Deputy Health and Disability Commissioner Deborah James recently finalised an investigation concerning a boundary violation between an osteopath and his patient when she presented to him for back pain after an accident. The case highlighted the importance of adhering to professional boundaries.
A woman attended three hour-long appointments with the osteopath, where movement assessments, manipulation techniques and soft tissue treatments were used to treat her back injury. During these appointments, the osteopath made inappropriate remarks. At the third appointment, the osteopath performed an inappropriate sexual act on the woman.
The Deputy Commissioner considered that by engaging in inappropriate sexual behaviour during the woman’s third appointment, the osteopath committed a clear and acknowledged breach of the Osteopathic Council of New Zealand’s Code of Ethics, as well as a breach of the Code of Health and Disability Services Consumers’ Rights.
With particular regard to the considerable age gap between the woman and the osteopath and the vulnerability of any patient who places trust in a healthcare provider, the Deputy Commissioner considered that the osteopath’s conduct towards the woman was exploitative, constituted sexual harassment and failed the ethical duty to maintain appropriate professional boundaries. Accordingly, the Deputy Commissioner found that the osteopath also breached Right 2 of the Code.
The Osteopath is no longer in practice. The Deputy Commissioner recommended that the osteopath provide the woman with a meaningful written apology for his actions, and for his breaches of the Code.
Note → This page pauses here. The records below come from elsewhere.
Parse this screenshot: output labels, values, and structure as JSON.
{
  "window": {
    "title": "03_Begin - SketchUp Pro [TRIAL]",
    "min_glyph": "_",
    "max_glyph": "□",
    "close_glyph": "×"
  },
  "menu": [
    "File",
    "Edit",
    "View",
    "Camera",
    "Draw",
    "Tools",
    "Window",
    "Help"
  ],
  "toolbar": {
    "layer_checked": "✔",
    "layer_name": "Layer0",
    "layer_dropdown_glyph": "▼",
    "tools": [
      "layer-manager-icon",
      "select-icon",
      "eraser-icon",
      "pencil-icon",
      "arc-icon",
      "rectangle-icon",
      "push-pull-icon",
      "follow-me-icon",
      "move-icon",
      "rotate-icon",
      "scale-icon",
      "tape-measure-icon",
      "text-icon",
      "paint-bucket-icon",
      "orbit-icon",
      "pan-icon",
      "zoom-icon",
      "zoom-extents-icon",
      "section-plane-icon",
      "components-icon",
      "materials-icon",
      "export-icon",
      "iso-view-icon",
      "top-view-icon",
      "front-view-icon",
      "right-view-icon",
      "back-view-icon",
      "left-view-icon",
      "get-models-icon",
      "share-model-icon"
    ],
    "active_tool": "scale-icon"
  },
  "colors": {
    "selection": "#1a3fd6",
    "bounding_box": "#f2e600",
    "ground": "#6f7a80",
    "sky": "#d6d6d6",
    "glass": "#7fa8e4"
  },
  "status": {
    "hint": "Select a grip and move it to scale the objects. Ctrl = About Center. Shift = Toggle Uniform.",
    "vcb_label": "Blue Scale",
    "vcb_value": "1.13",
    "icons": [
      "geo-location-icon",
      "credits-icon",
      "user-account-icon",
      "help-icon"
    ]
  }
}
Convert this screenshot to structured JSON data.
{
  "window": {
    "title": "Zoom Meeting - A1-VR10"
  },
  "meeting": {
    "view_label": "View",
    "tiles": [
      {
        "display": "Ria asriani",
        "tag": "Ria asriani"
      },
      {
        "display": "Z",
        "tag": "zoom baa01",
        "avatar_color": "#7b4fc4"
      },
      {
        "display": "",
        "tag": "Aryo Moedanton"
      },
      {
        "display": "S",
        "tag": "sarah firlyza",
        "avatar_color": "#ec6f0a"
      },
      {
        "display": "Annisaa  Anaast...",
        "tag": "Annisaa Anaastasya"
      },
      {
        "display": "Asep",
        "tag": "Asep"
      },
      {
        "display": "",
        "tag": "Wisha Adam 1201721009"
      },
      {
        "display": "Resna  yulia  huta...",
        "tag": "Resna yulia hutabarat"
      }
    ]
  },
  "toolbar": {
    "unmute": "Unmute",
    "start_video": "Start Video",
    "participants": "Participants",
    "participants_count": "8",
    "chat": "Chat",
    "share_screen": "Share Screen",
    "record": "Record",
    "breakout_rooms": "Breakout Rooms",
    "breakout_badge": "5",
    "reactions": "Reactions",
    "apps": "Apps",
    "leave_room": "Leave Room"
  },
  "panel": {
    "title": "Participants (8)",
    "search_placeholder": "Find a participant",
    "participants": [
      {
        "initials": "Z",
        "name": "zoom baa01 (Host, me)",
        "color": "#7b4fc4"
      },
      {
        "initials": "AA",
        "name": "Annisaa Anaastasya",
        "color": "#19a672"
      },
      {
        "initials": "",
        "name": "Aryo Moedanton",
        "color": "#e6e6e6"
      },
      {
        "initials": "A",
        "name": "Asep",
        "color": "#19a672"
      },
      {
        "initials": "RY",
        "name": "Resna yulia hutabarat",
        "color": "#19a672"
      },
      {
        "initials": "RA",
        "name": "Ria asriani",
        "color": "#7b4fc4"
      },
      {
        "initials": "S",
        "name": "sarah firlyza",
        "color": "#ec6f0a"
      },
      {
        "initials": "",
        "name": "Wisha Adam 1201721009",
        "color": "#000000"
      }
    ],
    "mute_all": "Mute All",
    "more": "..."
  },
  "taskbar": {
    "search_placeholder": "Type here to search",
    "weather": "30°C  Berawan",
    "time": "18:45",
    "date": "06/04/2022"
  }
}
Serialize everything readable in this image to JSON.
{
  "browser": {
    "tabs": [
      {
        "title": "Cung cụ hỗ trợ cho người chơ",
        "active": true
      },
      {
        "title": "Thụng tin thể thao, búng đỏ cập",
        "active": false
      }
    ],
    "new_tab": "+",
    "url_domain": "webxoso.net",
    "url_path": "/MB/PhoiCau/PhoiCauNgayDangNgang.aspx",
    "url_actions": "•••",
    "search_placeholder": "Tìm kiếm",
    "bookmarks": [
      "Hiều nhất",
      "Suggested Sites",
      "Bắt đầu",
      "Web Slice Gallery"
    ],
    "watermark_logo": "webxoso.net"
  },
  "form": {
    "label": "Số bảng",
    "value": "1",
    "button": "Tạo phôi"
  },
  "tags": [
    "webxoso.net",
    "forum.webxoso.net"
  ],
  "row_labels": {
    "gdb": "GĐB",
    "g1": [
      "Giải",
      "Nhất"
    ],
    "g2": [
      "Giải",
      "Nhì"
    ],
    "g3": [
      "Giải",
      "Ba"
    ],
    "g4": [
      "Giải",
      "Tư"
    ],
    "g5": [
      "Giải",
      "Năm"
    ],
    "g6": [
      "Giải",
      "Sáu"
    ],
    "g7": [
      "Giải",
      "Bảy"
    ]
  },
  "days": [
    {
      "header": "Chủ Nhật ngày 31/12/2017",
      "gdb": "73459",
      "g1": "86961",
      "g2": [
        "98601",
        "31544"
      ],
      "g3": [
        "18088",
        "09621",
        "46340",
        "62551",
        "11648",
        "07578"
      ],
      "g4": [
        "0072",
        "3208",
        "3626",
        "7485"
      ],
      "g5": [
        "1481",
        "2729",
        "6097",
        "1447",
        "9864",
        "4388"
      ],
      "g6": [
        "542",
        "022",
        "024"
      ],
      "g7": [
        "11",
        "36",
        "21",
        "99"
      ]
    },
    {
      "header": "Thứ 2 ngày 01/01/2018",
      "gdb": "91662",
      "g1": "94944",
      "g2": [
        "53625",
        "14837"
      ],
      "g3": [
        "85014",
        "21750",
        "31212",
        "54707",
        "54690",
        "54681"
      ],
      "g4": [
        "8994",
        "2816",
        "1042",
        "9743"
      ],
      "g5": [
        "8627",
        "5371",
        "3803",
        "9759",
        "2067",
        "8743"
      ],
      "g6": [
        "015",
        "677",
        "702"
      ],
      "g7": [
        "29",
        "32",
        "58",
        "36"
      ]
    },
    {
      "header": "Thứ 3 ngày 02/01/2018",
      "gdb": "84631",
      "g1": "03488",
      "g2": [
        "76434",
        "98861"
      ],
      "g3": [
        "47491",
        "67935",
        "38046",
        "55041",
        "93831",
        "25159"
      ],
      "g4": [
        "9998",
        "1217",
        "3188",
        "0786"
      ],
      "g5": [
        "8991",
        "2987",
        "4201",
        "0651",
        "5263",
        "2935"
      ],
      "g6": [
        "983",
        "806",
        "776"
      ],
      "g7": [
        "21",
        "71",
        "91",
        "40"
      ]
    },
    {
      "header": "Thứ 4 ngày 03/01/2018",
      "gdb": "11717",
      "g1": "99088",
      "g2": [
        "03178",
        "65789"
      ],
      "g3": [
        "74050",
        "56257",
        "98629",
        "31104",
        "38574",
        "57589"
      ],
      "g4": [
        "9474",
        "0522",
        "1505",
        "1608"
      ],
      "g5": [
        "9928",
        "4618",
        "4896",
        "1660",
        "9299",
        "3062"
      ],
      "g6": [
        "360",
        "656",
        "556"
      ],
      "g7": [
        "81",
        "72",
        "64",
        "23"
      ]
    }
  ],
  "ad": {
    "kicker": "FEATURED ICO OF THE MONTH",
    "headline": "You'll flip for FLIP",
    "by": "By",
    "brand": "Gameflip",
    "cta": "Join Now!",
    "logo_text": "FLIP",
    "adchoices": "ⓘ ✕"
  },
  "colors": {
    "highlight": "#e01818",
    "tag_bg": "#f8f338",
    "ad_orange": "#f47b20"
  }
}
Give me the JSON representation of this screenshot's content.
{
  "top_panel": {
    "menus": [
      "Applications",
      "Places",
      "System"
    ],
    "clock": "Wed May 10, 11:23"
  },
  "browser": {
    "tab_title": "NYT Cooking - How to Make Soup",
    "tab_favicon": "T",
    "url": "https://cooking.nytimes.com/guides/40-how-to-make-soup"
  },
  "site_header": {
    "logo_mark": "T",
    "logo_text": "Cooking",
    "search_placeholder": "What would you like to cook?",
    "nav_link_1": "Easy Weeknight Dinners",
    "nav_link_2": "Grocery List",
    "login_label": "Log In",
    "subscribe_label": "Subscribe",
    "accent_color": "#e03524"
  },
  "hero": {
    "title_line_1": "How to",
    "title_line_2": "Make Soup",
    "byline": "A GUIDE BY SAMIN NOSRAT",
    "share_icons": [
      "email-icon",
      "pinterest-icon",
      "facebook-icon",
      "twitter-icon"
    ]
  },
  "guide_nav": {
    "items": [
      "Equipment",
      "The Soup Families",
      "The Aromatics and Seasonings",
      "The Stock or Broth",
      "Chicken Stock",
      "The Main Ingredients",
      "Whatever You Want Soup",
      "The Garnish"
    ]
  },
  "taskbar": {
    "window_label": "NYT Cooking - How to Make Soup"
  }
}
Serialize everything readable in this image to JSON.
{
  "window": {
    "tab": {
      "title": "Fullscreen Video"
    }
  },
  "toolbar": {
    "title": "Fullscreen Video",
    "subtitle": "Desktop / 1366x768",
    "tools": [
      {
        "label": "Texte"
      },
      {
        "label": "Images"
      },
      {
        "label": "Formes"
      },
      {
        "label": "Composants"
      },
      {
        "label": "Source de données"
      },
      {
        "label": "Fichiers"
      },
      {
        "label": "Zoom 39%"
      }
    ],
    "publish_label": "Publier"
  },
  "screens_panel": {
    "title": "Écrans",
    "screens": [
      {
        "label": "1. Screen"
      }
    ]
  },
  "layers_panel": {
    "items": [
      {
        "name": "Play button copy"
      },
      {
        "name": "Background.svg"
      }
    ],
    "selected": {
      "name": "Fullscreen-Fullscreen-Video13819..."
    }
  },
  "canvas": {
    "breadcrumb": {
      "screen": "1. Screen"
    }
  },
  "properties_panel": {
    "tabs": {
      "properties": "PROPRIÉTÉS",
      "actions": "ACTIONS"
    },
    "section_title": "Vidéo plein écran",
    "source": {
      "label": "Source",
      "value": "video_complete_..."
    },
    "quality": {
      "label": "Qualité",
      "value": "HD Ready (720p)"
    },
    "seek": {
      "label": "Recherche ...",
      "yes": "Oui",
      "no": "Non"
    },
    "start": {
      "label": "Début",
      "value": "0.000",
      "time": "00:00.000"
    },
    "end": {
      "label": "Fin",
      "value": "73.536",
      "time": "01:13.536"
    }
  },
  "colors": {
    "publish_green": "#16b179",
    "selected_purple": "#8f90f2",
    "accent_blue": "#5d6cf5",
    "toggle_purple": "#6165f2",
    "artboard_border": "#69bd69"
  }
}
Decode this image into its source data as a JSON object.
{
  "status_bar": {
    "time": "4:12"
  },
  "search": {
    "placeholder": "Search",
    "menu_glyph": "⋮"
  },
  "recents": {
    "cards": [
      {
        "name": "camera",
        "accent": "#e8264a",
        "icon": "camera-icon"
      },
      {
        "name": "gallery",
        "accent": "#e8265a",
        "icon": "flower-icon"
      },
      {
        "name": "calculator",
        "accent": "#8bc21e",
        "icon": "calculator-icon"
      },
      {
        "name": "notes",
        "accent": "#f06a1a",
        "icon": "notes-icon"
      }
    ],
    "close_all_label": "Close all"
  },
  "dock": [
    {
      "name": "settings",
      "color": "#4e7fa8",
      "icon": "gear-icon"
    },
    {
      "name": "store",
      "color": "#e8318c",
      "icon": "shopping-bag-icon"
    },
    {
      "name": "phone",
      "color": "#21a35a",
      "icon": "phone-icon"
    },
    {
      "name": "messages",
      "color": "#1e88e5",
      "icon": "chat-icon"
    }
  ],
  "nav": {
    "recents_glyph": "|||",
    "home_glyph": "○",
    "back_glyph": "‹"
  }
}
The osteopath was referred to the Director of Proceedings who decided to institute a disciplinary proceeding in the Health Practitioners Disciplinary Tribunal.